There is currently an absence of empirical data on the impact of discretionary fortification on the distribution of usual nutrient intakes in the population. This lack of data makes it difficult to estimate the amount of a nutrient that must be added to food to have the desired effect on an identified nutrient inadequacy. As a temporary alternative, fortification levels could be matched to the criteria for meeting nutrient content claims as “good” or “excellent” sources of nutrients, consistent with the modeling approach recommended in Guiding Principle 12. Recognizing that the defining conditions for these claims may change in the future, the committee recommends using these criteria with outcome modeling as a potentially effective approach to increasing the availability of selected nutrients in the food supply and facilitating communication of this benefit to consumers.
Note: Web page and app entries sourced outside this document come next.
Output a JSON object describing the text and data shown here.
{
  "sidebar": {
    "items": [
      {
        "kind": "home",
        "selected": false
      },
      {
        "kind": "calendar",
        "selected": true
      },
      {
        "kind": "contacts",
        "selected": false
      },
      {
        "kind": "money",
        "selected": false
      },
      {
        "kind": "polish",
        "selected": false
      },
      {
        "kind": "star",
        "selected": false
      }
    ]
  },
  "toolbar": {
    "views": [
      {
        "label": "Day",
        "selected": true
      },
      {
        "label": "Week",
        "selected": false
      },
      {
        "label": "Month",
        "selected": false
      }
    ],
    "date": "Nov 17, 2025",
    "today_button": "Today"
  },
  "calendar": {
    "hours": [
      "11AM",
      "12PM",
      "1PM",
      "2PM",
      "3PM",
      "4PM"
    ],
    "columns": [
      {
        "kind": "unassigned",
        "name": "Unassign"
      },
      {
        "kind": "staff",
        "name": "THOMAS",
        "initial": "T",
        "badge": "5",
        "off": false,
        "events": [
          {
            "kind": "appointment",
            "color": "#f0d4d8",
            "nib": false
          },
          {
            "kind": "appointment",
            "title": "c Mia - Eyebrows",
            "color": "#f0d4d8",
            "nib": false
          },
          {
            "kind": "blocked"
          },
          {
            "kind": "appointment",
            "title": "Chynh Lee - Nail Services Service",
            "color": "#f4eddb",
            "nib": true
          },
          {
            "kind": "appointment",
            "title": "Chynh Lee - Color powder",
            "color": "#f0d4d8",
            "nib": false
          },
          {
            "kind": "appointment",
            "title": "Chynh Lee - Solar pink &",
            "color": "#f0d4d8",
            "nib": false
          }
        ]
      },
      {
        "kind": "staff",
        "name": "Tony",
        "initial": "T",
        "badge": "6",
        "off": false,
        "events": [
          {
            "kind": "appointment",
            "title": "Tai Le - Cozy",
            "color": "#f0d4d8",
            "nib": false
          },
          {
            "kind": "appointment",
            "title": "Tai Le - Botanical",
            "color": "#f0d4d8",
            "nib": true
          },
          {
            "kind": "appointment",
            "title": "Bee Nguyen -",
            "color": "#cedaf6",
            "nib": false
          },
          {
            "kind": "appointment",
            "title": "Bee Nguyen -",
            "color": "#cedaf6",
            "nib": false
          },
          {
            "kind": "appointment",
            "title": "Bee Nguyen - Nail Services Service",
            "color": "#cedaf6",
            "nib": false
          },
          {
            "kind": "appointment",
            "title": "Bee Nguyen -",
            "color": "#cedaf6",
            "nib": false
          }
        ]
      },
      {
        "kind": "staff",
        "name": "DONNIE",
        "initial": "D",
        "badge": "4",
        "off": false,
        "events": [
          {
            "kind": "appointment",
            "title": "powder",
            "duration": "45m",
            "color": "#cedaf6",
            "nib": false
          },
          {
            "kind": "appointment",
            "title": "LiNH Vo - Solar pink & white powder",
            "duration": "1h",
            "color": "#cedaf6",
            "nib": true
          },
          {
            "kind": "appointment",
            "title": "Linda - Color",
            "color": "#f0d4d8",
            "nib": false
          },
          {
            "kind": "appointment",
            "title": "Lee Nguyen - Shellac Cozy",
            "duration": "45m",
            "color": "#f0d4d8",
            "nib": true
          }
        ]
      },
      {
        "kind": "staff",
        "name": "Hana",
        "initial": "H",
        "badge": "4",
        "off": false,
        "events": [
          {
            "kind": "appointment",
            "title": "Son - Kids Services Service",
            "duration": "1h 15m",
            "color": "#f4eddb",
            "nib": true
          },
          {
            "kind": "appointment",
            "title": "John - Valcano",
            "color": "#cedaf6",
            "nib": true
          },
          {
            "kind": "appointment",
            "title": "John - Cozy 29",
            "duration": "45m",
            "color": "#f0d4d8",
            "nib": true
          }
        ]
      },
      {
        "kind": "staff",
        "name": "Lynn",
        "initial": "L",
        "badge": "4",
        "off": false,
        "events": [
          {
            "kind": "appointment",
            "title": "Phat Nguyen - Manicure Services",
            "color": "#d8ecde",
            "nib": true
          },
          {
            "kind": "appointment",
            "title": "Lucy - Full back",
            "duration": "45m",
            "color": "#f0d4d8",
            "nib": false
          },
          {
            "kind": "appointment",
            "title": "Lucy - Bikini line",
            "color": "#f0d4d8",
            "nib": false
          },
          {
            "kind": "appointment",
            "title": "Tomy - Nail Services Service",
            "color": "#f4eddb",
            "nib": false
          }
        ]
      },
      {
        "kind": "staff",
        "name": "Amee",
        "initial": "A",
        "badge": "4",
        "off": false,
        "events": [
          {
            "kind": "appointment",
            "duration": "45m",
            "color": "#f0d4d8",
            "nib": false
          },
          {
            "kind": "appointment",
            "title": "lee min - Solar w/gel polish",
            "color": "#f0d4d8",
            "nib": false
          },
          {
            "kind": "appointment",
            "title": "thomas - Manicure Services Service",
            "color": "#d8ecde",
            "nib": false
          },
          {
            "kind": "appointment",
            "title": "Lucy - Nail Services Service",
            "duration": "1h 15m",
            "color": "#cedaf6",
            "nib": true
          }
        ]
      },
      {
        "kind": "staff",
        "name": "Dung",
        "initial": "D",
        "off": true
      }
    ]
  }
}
The committee recommends using these criteria as a scientifically sound approach, even if the defining criteria for claims should change.

GUIDING PRINCIPLE 14. Potential changes to certain long-standing discretionary fortification practices should be carefully reviewed because they may be central to the maintenance of nutrient adequacy in the population.

Discretionary fortification of the food supply has evolved over time in the United States. This evolution has created a dynamic relationship between the micronutrient content of the food supply and the dietary adequacy and nutritional status of population groups. For example, in the United States many breakfast cereals have been fortified with vitamins and minerals at about 15 to 25 percent of the DV per serving since the 1970s. Since the 1980s some orange juice products have been fortified with calcium at 30 percent of the DV per 8 fl oz, an amount equivalent to that contained in 8 oz of milk. Regular use of these products could contribute meaningfully to nutrient intake in many segments of the population. Berner and colleagues (2001) demonstrated that discretionary fortification of some food products moved the “… median or the 25th percentile intakes from below to above the RDA …” for a number of different nutrients.

As indicated previously the committee recommends the use of existing food composition and dietary supplement databases to assess the level of dietary adequacy in selected population groups. It is the committee’s understanding that individual food items that have been fortified under discretionary fortification policies in the United States cannot be readily identified as such in the current U.S.

The National Academies | 500 Fifth St. N.W. | Washington, D.C. 20001
Copyright © National Academy of Sciences. All rights reserved.
Terms of Use and Privacy Statement